Plan emphasises protection of conserved land
Most of the rezoning proposals sent as part of the development of a draft Bermuda Plan want the removal of conservation protections, it has been revealed.
The Department of Planning said more than 200 rezoning proposals were received as part of the consultation process and 177 of them dealt with protected areas.
The Draft Bermuda Plan 2018 review and strategy report, released with the draft Bermuda Plan on Monday, said: “Of the 208 requests, 177, or 85 per cent of them, involved the rezoning of conservation land.
“A few of these requests involved the swapping of areas to be zoned for conservation with no net loss of conservation land but the majority requested the complete or partial removal of conservation land.”
The report said that the department’s approach to the requests was to not support the removal of conservation zones unless there was good reason.
Examples included if a building has already been built in the area with planning permission or if the conservation zone was replaced with a similar-sized or larger zone on a reasonable location on the site.
The report said Riddell’s Bay was the subject of one of the most significant rezoning requests, which proposed changing 22 acres for recreational conservation zone to residential and changing another 70 acres to nature reserve, park, open space and recreation zones.

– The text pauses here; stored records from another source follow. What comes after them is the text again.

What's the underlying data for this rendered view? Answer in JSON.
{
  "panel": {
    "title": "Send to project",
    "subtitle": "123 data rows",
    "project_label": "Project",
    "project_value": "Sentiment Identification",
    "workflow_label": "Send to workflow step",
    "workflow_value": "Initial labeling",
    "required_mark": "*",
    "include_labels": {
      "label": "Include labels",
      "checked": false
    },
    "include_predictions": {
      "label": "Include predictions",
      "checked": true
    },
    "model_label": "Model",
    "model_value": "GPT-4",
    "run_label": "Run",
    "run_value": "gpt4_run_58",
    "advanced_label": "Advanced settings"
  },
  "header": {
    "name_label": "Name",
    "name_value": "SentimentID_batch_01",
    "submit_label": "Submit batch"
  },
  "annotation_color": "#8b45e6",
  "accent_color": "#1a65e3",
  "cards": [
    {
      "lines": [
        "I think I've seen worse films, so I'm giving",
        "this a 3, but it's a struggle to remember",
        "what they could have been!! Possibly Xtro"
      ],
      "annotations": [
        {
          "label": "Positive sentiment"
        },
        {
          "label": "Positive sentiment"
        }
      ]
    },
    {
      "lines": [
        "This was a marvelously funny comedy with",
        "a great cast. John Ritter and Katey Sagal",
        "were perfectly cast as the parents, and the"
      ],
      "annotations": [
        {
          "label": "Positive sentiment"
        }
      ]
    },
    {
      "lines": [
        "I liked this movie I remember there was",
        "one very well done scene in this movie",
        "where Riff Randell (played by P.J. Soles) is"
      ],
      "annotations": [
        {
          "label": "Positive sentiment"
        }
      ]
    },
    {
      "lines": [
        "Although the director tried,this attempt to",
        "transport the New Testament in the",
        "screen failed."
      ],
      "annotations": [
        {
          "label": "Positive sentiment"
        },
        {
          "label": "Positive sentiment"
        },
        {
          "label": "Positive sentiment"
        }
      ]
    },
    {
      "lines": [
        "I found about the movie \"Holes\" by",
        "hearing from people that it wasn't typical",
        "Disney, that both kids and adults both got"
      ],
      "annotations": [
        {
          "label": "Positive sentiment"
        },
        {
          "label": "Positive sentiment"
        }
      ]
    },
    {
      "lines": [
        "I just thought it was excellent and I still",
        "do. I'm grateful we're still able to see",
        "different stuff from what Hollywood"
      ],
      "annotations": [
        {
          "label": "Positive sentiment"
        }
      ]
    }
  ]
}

Another request suggested the creation of a new “coastal residential zone”, which would allow further development of homes by the sea and on small islands.
Coastal reserve zones were introduced in 2008 to protect coastal areas and small islands, which are vulnerable to flooding and erosion, and to preserve the natural beauty of the areas.
The report said: “The Bermuda Plan 2008 permitted the development of recreational cottages in coastal reserve areas, but this policy has proved difficult to enforce and restricts use of these cottages for recreational uses only.
“As such, this policy has been removed from the new plan. The new plan will continue to allow only limited development in these vulnerable areas.”
Sixty-eight requests involved the removal of agricultural reserve zoning.
The submissions said some land had not been used as farmland for a prolonged period, the owner wanted to build on the land or the area was not suitable for farming.
The report said 738 acres of land are reserved for agricultural use, but only about half is used.
The report said the Government had developed a crop strategy to help to reduce Bermuda’s dependence on imported produce through an increase in domestic production.
The report added: “It is hoped that this will lead to a healthier and more food-secure community where healthy fresh fruits and vegetables are more accessible to everyone and where communities are encouraged to grow their own food.”
The report said the Bermuda National Trust and the Bermuda Environmental Sustainability Taskforce reviewed the rezoning requests and submitted their own views.
It added: “These included the need for the new Bermuda Plan to retain existing conservation lands, retain coastal reserve zoned areas and require the replacement of any conservation areas that are developed.
“It was also suggested that the Department should require greater setbacks for industrial sites located next to conservation areas.”
The report also highlighted a 2008 report by the National Trust that warned of the threat of climate change.
It said strategies included in the Bermuda Plan are intended to mitigate the risks caused by rising sea levels by limiting coastal development and encouraging “green” infrastructure.